Top of Available data
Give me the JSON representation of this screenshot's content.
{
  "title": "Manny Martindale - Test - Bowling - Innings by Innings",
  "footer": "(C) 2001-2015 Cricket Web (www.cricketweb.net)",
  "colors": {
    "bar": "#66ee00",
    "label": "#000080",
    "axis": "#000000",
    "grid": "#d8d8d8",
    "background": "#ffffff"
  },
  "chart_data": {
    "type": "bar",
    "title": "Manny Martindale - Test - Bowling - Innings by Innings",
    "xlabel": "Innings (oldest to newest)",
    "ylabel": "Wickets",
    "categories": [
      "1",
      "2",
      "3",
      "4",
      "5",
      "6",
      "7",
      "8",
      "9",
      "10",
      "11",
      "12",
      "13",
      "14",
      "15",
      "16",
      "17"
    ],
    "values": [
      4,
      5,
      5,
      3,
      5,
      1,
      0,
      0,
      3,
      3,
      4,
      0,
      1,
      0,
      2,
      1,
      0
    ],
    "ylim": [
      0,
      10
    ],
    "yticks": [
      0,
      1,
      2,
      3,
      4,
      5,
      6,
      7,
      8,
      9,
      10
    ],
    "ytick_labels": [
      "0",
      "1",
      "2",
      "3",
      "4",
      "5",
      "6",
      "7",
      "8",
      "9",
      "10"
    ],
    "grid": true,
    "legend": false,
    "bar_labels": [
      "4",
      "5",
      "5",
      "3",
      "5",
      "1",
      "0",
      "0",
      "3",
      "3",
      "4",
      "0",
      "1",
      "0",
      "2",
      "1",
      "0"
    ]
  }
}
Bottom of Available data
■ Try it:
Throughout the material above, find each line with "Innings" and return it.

■ Answer space:
  "title": "Manny Martindale - Test - Bowling - Innings by Innings",
    "title": "Manny Martindale - Test - Bowling - Innings by Innings",
    "xlabel": "Innings (oldest to newest)",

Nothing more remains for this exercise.